The subsea cable system will be built by 2024, with the objective to meet the growing demand for bandwidth in the Asia-Pacific region.
April 28, 2021
With the objective to meet the growing demand for bandwidth in the Asia-Pacific (APAC) region, a new subsea cable system linking Southeast Asia and North America will be built by 2024. Regarded as the largest capacity high-speed transmission cable across the Pacific Ocean, the 15,000km long Bitfrost cable system will connect Singapore, Indonesia, the Philippines, Guam and the west coast of North America through the Java Sea and the Celebes Sea.
The project is being built by Singaporean conglomerate Keppel, social media giant Facebook and Telin, an Indonesian datacentre and carrier services provider. Keppel’s share of the total project cost as a joint partner will be approximately USD 350 mn. The three parties have appointed Alcatel Submarine Networks to supply and install the cable system.
As per a report by Cisco, in APAC alone, the number of internet users is projected to reach 3.1 billion users by 2023, from 2.1 billion users in 2018.
On the cable’s benefit to Indonesia, Telin CEO Sukardi Silalahi noted that Bitfrost will cater to a massive demand for internet services in Southeast Asia’s biggest economy whose online businesses have contributed significantly to economic growth.

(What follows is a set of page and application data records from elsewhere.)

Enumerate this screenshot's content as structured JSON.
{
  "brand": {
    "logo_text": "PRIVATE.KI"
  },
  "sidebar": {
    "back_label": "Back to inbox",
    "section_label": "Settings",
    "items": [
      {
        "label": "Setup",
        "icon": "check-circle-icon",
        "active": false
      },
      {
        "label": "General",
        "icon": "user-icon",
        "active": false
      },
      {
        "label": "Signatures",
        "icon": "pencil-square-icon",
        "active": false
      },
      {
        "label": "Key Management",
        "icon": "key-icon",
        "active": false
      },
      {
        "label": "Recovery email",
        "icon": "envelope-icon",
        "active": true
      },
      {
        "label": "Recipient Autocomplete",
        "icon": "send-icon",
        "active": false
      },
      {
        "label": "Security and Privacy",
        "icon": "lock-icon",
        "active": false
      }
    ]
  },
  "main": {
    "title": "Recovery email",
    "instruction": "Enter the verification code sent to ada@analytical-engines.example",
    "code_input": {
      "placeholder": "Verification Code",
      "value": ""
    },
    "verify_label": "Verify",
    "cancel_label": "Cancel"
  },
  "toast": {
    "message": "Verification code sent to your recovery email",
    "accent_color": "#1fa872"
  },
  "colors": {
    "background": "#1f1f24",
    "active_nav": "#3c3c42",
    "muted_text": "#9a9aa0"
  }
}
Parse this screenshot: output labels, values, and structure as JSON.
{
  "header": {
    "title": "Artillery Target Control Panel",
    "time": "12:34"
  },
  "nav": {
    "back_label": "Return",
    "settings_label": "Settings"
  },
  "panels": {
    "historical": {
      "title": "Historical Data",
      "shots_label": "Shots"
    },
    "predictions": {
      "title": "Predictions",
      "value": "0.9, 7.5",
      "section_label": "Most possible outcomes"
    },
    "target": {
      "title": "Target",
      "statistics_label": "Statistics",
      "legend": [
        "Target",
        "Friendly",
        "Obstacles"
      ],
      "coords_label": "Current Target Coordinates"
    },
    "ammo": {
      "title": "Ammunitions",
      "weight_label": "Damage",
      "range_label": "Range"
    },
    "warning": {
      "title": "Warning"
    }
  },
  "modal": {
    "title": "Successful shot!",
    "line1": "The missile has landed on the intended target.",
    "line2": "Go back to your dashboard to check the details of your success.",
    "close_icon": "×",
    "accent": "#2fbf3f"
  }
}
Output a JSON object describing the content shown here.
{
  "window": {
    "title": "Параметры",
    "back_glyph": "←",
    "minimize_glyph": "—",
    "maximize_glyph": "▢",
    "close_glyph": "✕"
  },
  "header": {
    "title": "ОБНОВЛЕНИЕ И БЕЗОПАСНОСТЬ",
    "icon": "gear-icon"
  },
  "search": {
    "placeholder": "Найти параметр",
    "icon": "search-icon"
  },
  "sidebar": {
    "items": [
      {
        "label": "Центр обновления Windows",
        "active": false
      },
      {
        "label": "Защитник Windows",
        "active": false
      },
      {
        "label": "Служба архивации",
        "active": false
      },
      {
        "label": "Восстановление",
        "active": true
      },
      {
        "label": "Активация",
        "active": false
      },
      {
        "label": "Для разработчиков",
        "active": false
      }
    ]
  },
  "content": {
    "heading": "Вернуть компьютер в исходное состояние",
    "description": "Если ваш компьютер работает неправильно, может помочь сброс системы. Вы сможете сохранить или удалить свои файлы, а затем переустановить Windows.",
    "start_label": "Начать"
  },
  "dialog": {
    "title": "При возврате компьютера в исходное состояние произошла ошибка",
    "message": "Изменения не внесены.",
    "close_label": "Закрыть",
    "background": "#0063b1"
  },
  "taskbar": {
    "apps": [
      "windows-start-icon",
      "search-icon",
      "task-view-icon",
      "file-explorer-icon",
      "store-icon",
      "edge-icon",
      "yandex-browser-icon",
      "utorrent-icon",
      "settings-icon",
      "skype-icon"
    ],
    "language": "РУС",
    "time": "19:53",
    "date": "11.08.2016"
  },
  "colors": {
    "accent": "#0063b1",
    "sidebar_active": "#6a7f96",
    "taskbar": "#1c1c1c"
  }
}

In 2019, the 9,000km Indigo cable was built by a consortium comprising Google, Indosat Ooredoo, Singtel and Telstra, among other stakeholders, to connect Singapore and Perth, and onwards to Sydney. More recently, a USD 1.5bn datacentre and subsea cable project were announced to link Perth and Darwin to the rest of the APAC region. It will offer less than half the network latency to Asia compared with a Sydney-to-Singapore connection and is set to boost digital investments in northwest Australia.